DUP warns council plan to let staff wear Easter Lilies is divisive

The Easter Lily is worn to commemorate those killed in the 1916 Easter Rising and subsequent conflicts
The Easter Lily is worn to commemorate those killed in the 1916 Easter Rising and subsequent conflicts

A proposal to allow council workers to wear Easter Lilies would be an “extremely retrograde step that could only cause division”, a DUP MP has said.

Derry City and Strabane District Council are to vote on the proposal next month, after it was agreed at committee level on Tuesday.

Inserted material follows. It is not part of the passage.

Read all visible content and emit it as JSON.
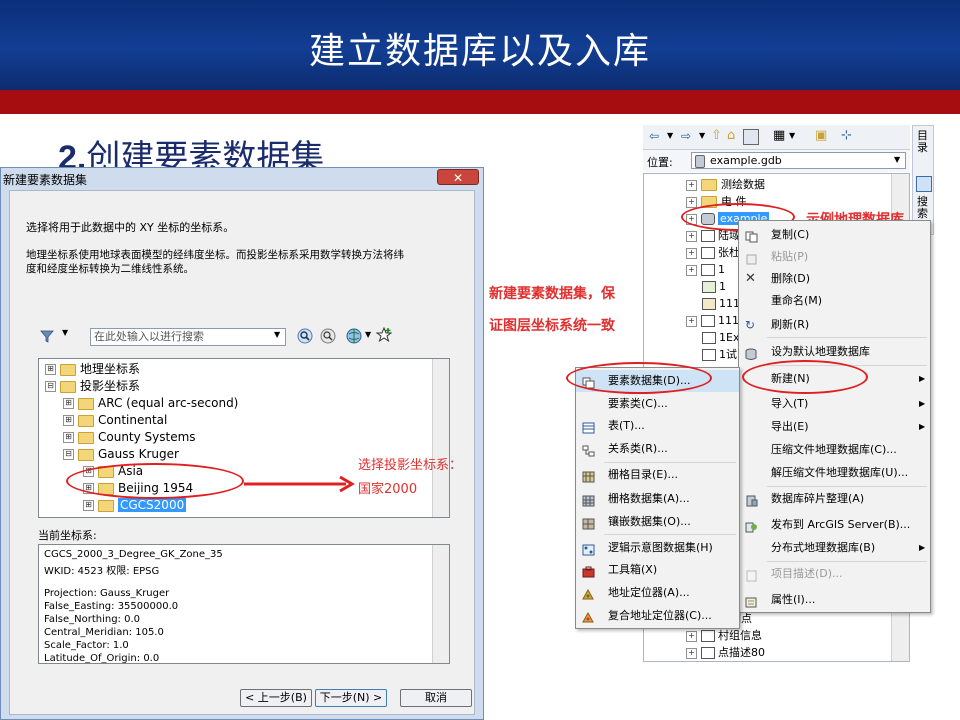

DUP councillor David Ramsey has warned his party will take legal action if the policy is approved, while his party colleague and MP for East Londonderry Gregory Campbell described the Easter Lily as a symbol associated with “violent Irish republicanism”.

Sinn Fein councillor Mickey Cooper said the proposal was “an example of inclusive politics” and had come about after a working group had taken advice from the Equality Commission.

The Equality Commission, however, told the News Letter its guidance to the council was that the Easter Lily falls into a category of “emblems which may have the potential to cause disharmony and, especially, those that have been directly linked to community conflict in Northern Ireland and/or to local politics”.

The proposal, which was first put forward by the independent republican councillor Paul Gallagher in 2016 ahead of the 100th anniversary of the 1916 Rising in Dublin, would also allow for poppies to be worn by staff during the week of Remembrance Sunday and Armistice Day.

Both Mr Campbell and Mr Ramsey said there was no parallel to be drawn between the poppy and the Easter Lily.

Mr Campbell said: “The Equality Commission and other bodies that would adjudicate on impartiality in the workplace have come out and said, down through the years, that there is nothing contentious to do with the poppy. It is not identified with a single section of the community.

“But then we come to the Easter Lily. It is a symbol that is worn by Irish republicans. It is worn to commemorate those who took up arms against British soldiers in the Irish Republic. In more recent times it has become associated with people who supported or gave political cover for a violent Irish republican approach to politics. ”

Mr Campbell suggested the Easter Lily could cause problems for victims of IRA atrocities, such as the Claudy bombing of 1972.

“If someone chooses to wear an Easter Lily, that person is clearly identifying themselves with violent Irish republicanism. If anyone who had relatives in Claudy or in any other Provisional IRA atrocity came across or were dealing with a council staff member who was wearing an Easter Lily, they could quite reasonably come to the conclusion that they are dealing with someone who would endorse that activity.

“Nobody could draw a conclusion like that or take that sort of inference from someone wearing a poppy.”

He added: “It is an extremely retrograde step that could only cause division.”

DUP councillor David Ramsey suggested his party could make use of a legal mechanism known as a ‘call-in’ to oppose the proposal.

“If this isn’t resolved this will probably end up in a call-in,” Mr Ramsey told the News Letter. “It is being presented as the same as the poppy. But how can it be? The Easter Lily is represenative of a local community conflict, whereas the poppy is a multi-national, multi-cultural, multi-religion, world emblem that is worn by people from every walk of life. It is totally separate.”

A spokesperson for the Equality Commission said: “The Equality Commission gave guidance to the council in 2016 and 2017.

“(The advice) gives examples of emblems which may have the potential to cause disharmony and, especially, those that have been directly linked to community conflict in Northern Ireland and/or to local politics. Easter Lilies are included in this category.”